(Items from an interface collection)
════

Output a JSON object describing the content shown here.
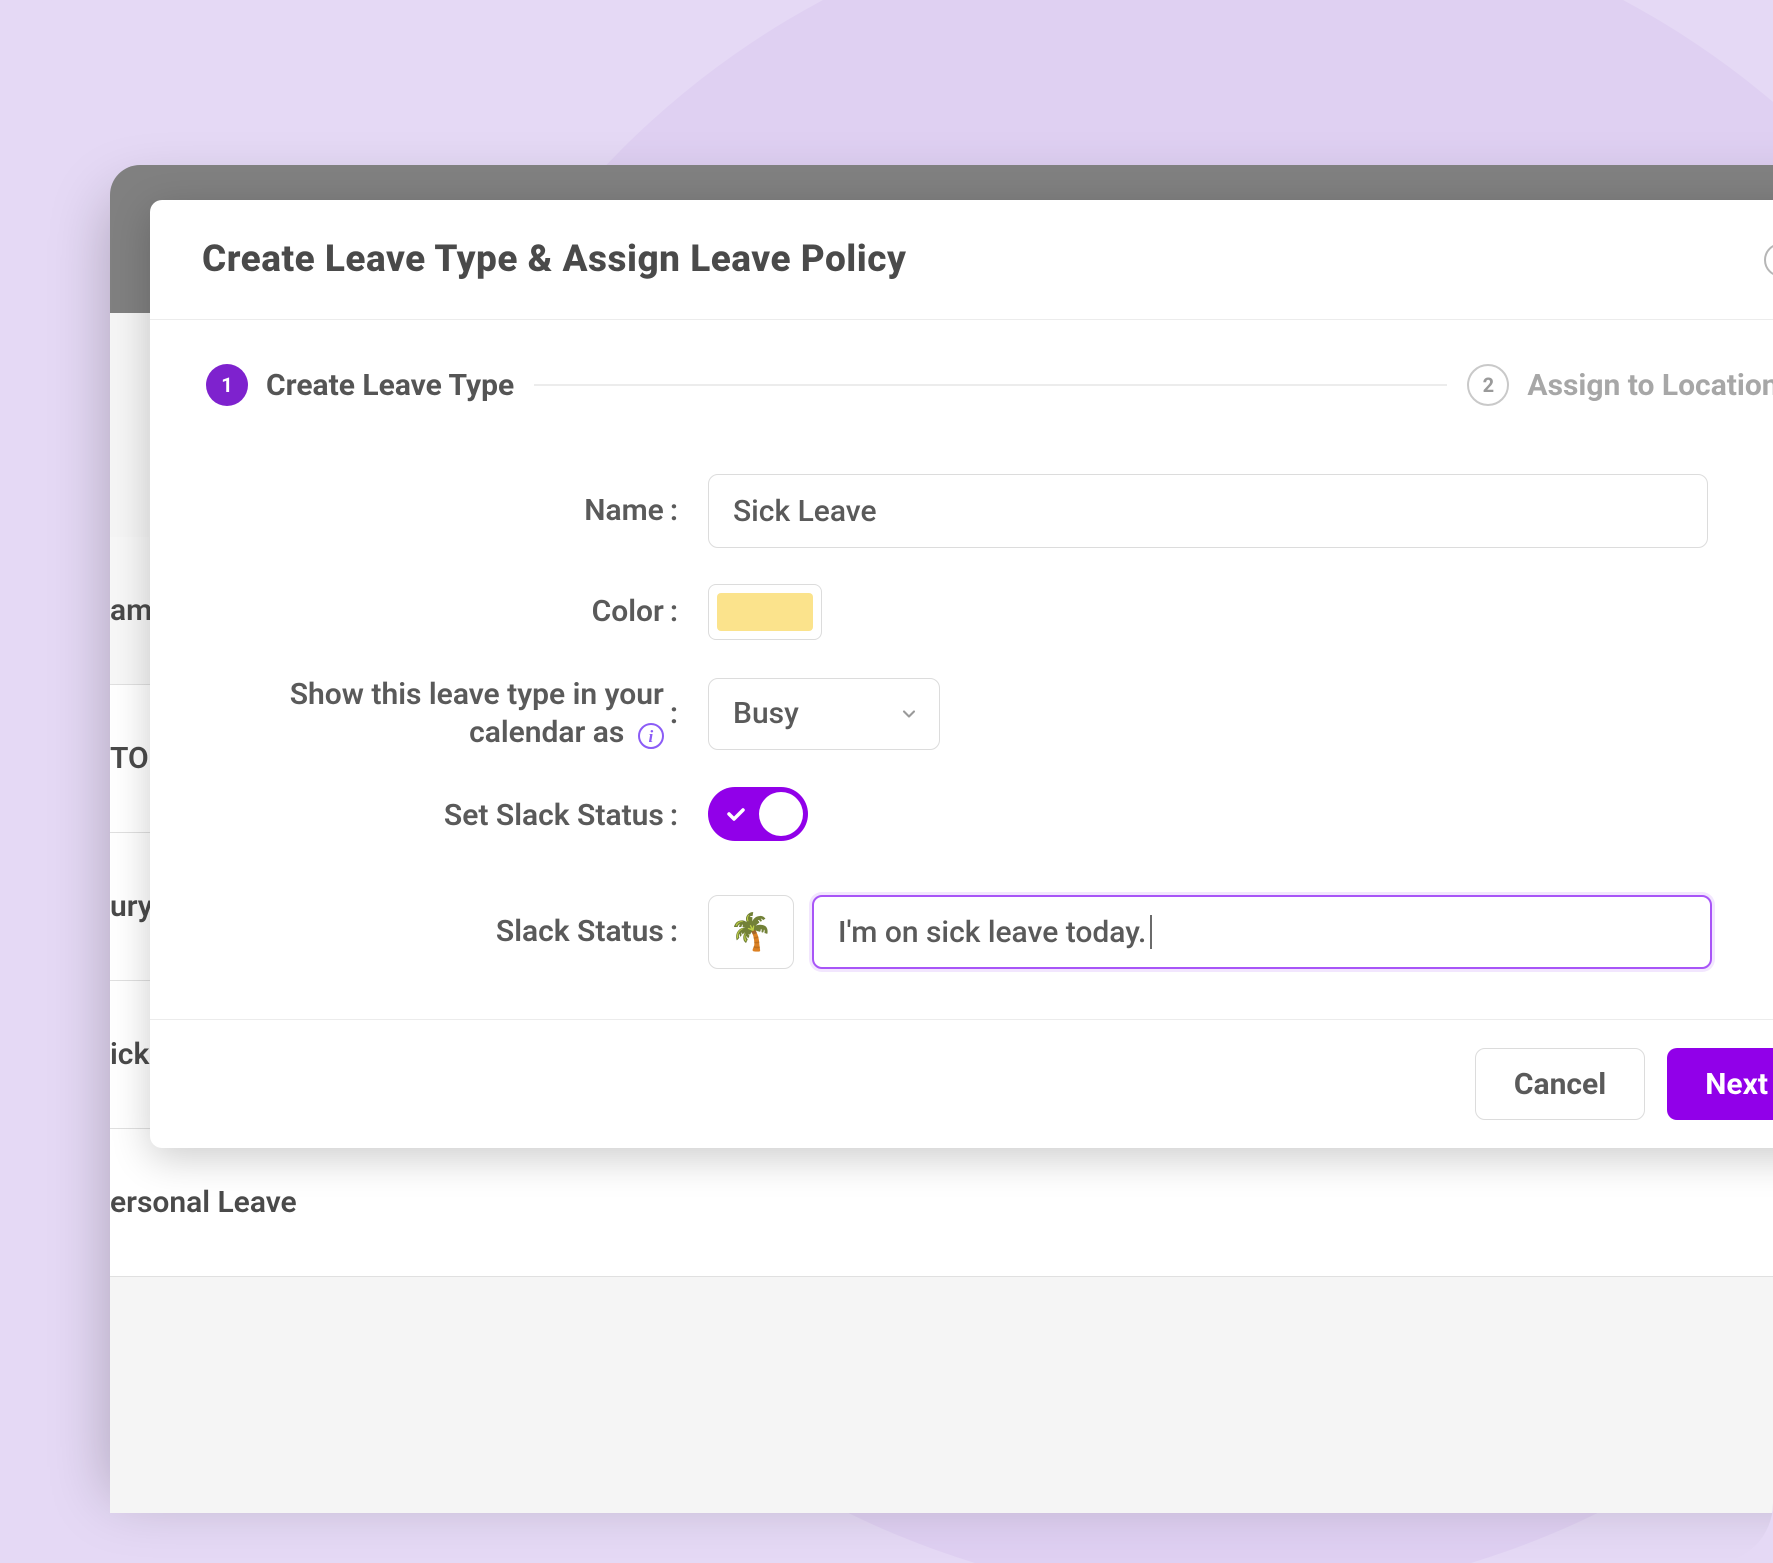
{
  "modal": {
    "title": "Create Leave Type & Assign Leave Policy",
    "steps": [
      {
        "num": "1",
        "label": "Create Leave Type",
        "active": true
      },
      {
        "num": "2",
        "label": "Assign to Locations",
        "active": false
      }
    ],
    "form": {
      "name_label": "Name",
      "name_value": "Sick Leave",
      "color_label": "Color",
      "color_value": "#fbe38c",
      "calendar_label": "Show this leave type in your calendar as",
      "calendar_value": "Busy",
      "set_slack_label": "Set Slack Status",
      "set_slack_on": true,
      "slack_status_label": "Slack Status",
      "slack_emoji": "🌴",
      "slack_text": "I'm on sick leave today."
    },
    "footer": {
      "cancel": "Cancel",
      "next": "Next"
    }
  },
  "background_rows": [
    "am",
    "TO",
    "ury",
    "ick",
    "ersonal Leave"
  ]
}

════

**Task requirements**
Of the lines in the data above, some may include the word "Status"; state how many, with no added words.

**Solution to this problem**
2